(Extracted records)
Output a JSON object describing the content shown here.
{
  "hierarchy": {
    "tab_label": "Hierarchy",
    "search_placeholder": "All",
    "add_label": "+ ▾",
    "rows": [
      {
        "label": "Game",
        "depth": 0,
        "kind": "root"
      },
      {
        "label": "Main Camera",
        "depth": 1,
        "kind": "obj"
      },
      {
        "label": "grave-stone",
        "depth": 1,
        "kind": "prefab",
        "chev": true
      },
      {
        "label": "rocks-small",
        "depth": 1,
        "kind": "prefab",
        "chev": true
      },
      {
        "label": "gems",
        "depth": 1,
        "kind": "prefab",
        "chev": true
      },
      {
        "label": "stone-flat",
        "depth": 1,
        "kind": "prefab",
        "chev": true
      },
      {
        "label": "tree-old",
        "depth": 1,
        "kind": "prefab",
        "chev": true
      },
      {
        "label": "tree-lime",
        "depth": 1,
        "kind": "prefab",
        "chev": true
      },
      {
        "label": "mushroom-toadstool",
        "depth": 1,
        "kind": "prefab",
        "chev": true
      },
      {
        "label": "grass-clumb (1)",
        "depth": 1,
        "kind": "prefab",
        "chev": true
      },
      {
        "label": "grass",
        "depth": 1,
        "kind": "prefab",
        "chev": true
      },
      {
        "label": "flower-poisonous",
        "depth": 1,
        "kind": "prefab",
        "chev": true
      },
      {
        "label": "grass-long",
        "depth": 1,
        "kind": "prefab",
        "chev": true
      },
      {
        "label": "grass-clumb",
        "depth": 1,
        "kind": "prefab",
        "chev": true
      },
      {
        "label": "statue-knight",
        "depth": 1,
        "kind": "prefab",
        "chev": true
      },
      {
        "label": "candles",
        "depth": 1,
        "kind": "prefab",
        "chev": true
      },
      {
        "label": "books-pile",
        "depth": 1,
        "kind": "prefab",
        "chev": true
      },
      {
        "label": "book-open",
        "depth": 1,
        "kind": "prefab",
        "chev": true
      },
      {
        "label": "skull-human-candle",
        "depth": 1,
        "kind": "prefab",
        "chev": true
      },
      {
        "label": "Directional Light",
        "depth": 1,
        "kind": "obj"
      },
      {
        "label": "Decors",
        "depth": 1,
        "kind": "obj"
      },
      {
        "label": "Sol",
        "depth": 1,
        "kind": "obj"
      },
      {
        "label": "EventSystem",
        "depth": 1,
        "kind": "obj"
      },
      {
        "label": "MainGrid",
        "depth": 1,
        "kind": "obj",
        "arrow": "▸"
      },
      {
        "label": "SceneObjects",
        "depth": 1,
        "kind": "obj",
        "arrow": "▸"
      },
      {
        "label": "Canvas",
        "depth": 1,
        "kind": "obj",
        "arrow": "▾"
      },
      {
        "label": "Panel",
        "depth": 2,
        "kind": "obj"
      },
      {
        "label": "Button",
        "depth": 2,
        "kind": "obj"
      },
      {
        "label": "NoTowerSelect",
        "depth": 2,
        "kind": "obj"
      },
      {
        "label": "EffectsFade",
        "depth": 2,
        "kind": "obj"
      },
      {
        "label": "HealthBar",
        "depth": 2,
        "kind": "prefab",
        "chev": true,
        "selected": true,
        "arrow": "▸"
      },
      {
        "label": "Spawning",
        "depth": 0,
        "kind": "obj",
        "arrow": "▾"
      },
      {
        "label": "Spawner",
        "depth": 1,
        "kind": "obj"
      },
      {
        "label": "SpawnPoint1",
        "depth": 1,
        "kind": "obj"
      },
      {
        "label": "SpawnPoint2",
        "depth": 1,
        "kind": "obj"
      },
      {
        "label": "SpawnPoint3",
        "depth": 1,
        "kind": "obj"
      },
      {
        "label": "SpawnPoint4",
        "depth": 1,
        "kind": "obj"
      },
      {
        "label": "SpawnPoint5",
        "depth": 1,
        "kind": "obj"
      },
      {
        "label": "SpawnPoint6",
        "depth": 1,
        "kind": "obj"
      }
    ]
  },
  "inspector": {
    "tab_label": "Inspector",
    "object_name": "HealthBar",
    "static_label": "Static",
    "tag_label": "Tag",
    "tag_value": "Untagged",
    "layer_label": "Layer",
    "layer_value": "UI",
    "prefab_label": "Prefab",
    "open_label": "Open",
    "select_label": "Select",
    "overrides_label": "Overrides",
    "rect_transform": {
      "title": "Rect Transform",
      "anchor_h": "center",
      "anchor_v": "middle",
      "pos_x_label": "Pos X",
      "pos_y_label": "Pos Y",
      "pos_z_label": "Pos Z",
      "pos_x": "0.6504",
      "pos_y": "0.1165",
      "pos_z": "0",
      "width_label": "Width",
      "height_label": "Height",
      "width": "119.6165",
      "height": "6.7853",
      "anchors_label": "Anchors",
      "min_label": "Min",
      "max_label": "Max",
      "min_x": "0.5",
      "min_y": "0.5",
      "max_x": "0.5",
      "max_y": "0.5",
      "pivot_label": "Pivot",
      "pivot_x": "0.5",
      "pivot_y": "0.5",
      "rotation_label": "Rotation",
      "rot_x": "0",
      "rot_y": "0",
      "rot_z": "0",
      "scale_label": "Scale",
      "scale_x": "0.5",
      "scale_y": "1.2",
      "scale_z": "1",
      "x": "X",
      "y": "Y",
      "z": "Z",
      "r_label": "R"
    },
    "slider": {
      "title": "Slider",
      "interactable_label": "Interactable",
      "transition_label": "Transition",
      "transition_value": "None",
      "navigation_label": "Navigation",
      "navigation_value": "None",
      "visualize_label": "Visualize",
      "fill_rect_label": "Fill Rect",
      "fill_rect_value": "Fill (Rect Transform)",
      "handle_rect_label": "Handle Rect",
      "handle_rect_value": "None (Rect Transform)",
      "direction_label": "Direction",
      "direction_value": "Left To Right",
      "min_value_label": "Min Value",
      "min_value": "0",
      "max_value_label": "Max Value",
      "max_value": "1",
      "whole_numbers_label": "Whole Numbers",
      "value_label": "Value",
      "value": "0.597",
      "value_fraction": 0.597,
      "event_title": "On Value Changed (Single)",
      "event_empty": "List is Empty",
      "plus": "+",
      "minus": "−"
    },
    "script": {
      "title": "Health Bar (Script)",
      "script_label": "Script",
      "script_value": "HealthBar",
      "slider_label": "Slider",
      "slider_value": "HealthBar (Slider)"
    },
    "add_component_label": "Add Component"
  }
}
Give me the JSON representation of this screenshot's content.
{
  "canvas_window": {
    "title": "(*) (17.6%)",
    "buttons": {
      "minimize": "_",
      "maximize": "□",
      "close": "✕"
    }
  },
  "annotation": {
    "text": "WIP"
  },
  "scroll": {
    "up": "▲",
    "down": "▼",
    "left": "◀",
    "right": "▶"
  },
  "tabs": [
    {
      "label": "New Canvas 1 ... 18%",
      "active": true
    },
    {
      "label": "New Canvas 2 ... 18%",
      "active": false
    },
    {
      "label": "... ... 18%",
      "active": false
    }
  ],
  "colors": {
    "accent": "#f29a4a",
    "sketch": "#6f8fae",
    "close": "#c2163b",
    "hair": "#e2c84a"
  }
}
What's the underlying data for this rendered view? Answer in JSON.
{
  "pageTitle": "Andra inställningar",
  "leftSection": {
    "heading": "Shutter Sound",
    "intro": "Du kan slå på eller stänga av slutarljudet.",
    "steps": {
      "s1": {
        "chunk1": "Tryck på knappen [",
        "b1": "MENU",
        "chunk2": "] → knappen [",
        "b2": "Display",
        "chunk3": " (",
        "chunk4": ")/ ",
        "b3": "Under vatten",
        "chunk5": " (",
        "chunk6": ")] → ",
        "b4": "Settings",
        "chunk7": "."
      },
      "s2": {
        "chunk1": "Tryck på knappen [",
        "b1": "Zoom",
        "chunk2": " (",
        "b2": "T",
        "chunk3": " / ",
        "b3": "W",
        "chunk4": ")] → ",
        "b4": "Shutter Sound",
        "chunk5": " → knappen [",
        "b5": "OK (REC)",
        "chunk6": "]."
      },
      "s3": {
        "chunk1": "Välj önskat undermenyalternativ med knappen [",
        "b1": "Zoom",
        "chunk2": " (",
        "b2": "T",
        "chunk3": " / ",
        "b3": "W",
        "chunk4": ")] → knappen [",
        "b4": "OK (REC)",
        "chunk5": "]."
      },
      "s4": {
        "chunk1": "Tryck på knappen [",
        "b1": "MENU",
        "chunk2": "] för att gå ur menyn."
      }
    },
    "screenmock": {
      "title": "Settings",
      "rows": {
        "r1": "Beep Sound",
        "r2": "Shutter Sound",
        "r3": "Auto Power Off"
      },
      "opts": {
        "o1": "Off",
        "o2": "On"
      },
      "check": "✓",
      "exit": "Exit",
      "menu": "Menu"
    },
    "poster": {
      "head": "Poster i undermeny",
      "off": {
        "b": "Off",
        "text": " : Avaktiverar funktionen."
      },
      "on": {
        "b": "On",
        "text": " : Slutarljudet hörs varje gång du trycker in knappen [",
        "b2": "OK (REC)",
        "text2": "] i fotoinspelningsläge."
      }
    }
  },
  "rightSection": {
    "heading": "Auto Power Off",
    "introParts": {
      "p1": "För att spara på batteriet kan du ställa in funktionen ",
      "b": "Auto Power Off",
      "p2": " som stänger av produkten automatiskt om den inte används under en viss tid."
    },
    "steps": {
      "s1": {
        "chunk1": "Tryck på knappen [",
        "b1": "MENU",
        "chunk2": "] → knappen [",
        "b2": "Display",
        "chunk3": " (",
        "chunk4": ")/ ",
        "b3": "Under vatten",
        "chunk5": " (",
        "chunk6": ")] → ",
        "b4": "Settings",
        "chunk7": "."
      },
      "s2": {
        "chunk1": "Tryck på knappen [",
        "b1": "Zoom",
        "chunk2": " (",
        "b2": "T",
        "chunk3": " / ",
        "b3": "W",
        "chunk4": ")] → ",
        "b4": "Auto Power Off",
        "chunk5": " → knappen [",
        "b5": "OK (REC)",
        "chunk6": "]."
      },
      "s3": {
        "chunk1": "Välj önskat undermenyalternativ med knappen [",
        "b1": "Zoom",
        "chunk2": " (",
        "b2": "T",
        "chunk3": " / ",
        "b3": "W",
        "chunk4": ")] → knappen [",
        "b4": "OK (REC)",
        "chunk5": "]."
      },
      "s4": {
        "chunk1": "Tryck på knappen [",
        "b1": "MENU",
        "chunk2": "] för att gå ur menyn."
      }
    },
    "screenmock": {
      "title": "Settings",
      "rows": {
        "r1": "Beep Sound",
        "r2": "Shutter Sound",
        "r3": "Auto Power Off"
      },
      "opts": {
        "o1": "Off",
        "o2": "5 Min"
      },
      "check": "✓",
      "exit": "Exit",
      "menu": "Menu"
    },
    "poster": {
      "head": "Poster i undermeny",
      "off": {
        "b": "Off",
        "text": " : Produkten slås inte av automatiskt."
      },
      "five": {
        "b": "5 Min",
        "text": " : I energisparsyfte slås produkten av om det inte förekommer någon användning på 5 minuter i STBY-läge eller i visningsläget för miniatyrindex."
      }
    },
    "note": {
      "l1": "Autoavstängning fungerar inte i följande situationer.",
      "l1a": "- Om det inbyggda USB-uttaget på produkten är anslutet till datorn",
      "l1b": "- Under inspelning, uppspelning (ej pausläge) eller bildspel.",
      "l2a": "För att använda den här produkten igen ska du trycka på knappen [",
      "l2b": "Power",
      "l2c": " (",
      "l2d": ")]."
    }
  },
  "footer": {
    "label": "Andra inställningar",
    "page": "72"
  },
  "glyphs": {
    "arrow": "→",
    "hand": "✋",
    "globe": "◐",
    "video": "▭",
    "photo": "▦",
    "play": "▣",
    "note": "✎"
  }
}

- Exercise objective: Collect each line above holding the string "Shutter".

- Answer section:
    "heading": "Shutter Sound",
        "b4": "Shutter Sound",
        "r2": "Shutter Sound",
        "r2": "Shutter Sound",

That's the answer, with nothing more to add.